Lamar Odom. He is the one that will be the difference between a Laker championship and a Laker choke job. He will have to give up the sweets for a couple weeks in order to avoid having any kind of down games. And seriously, how can you let candy and stuff like that affect how you play, according to this doctor. Odom, like Turkoglu, is in a contract year; unlike Hedo, he hasn't played for his next contract. He even hurt himself on the open market by stating he only wants to play where there's a beach, leaving the Clippers, Heat and Lakers. When Odom is on his game, he causes all sorts of matchup problems for Orlando. He can guard Lewis and leave Gasol on Howard (where Gasol has a better chance than on Lewis), he's too big for anyone except Howard (which wouldn't matter if Pau's on the floor), he has a natural ability to rebound that when he plays well, you can see. Odom can't afford to take games off if the Lakers are to win this series, especially Games 3-5 in Orlando.

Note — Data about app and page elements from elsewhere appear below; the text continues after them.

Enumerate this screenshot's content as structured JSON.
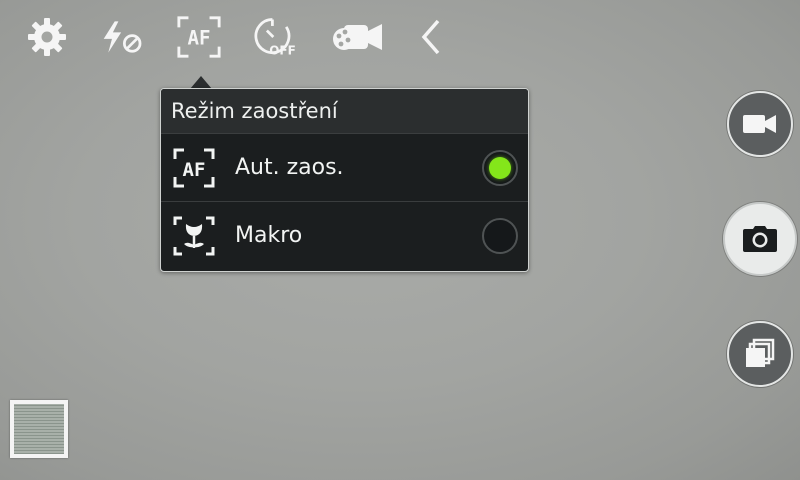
{
  "toolbar": {
    "items": [
      {
        "name": "settings",
        "icon": "gear-icon"
      },
      {
        "name": "flash",
        "icon": "flash-off-icon"
      },
      {
        "name": "focus-mode",
        "icon": "af-icon",
        "text": "AF"
      },
      {
        "name": "timer",
        "icon": "timer-off-icon",
        "text": "OFF"
      },
      {
        "name": "mode",
        "icon": "camcorder-mode-icon"
      },
      {
        "name": "collapse",
        "icon": "chevron-left-icon"
      }
    ]
  },
  "focus_popup": {
    "title": "Režim zaostření",
    "options": [
      {
        "icon": "af-icon",
        "icon_text": "AF",
        "label": "Aut. zaos.",
        "selected": true
      },
      {
        "icon": "macro-flower-icon",
        "label": "Makro",
        "selected": false
      }
    ]
  },
  "side_buttons": [
    {
      "name": "record-video",
      "icon": "video-camera-icon"
    },
    {
      "name": "shutter",
      "icon": "camera-icon"
    },
    {
      "name": "switch-camera",
      "icon": "switch-camera-icon"
    }
  ],
  "gallery": {
    "icon": "gallery-thumbnail"
  },
  "colors": {
    "accent": "#84e61a",
    "popup_bg": "#1b1e1f",
    "title_bg": "#2b2e2f"
  }
}
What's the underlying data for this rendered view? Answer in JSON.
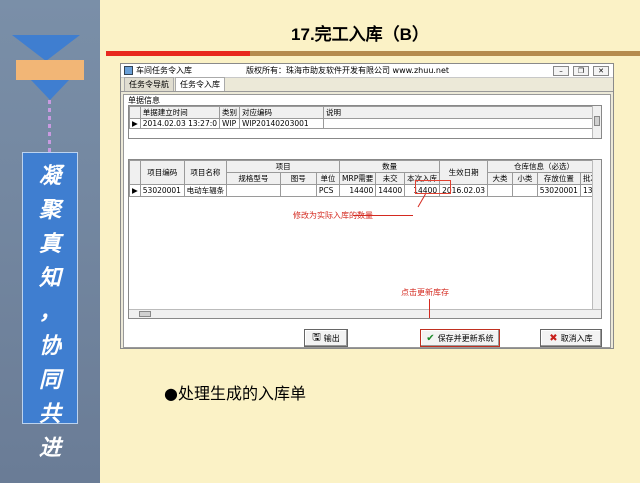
{
  "slide": {
    "title": "17.完工入库（B）",
    "motto_chars": [
      "凝",
      "聚",
      "真",
      "知",
      "，",
      "协",
      "同",
      "共",
      "进"
    ],
    "bullet": "●处理生成的入库单"
  },
  "window": {
    "title": "车间任务令入库",
    "copyright": "版权所有：珠海市助友软件开发有限公司 www.zhuu.net",
    "tabs": [
      "任务令导航",
      "任务令入库"
    ],
    "section_label": "单据信息",
    "header_grid": {
      "columns": [
        "单据建立时间",
        "类别",
        "对应编码",
        "说明"
      ],
      "row": [
        "2014.02.03 13:27:0",
        "WIP",
        "WIP20140203001",
        ""
      ]
    },
    "detail_grid": {
      "group_headers": {
        "item": "项目",
        "qty": "数量",
        "warehouse": "仓库信息（必选）"
      },
      "columns": [
        "项目编码",
        "项目名称",
        "规格型号",
        "图号",
        "单位",
        "MRP需要",
        "未交",
        "本次入库",
        "生效日期",
        "大类",
        "小类",
        "存放位置",
        "批次"
      ],
      "row": [
        "53020001",
        "电动车辐条",
        "",
        "",
        "PCS",
        "14400",
        "14400",
        "14400",
        "2016.02.03",
        "",
        "",
        "53020001",
        "13"
      ]
    },
    "annotations": {
      "modify_qty": "修改为实际入库的数量",
      "click_update": "点击更新库存"
    },
    "buttons": {
      "export": "输出",
      "save_update": "保存并更新系统",
      "cancel": "取消入库"
    }
  },
  "colors": {
    "accent_red": "#e8291e",
    "panel_blue": "#3f7ed0",
    "slide_bg": "#fbf2c6"
  }
}
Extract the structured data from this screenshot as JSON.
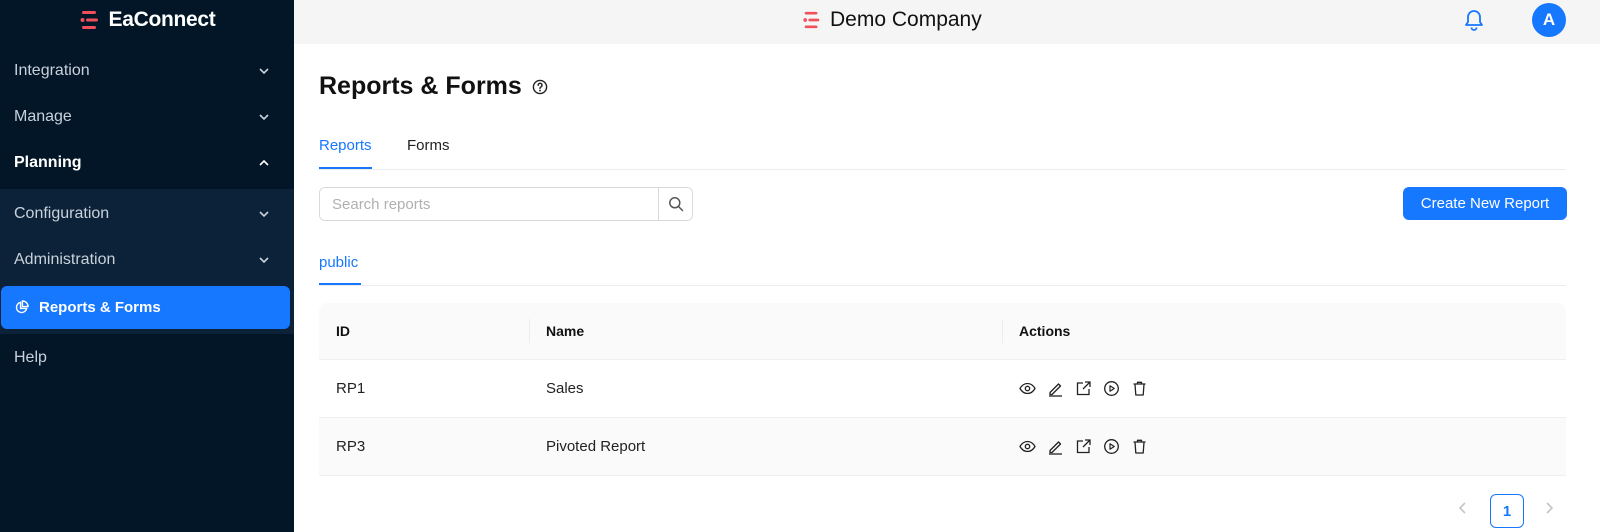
{
  "sidebar": {
    "brand": "EaConnect",
    "items": [
      {
        "label": "Integration"
      },
      {
        "label": "Manage"
      },
      {
        "label": "Planning"
      },
      {
        "label": "Configuration"
      },
      {
        "label": "Administration"
      },
      {
        "label": "Reports & Forms"
      },
      {
        "label": "Help"
      }
    ]
  },
  "header": {
    "company": "Demo Company",
    "avatar_initial": "A"
  },
  "main": {
    "title": "Reports & Forms",
    "tabs": [
      {
        "label": "Reports"
      },
      {
        "label": "Forms"
      }
    ],
    "search": {
      "placeholder": "Search reports",
      "value": ""
    },
    "create_label": "Create New Report",
    "subtab": "public",
    "table": {
      "headers": [
        "ID",
        "Name",
        "Actions"
      ],
      "rows": [
        {
          "id": "RP1",
          "name": "Sales"
        },
        {
          "id": "RP3",
          "name": "Pivoted Report"
        }
      ]
    },
    "pagination": {
      "current": "1"
    }
  },
  "colors": {
    "accent": "#1677ff",
    "sidebar_bg": "#031628",
    "brand_logo": "#f0505a"
  }
}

The Prediction

Both teams can win this series; it's not lopsided at all so the Lakers won't be winning in 4 or 5. The gameplan for the Magic is simple: Have Pietrus try to make Kobe earn his 30 a game, Alston must win the matchup against Fisher, the three's must keep falling and Howard must stay out of foul trouble and make life difficult for Pau. The Lakers have more to worry about than the gameplan; this is the stated goal and everyone must play hard and they can't afford to take a chance and give up one of these home games. Odom must show up nightly and perform and cause headaches for the Magic, not the Lakers. If the Lakers are hitting open 3's, they will win, but I can't count on that. Everyone's picking the Lakers and once again, no one's picking the Magic. However, I am. Magic in 6.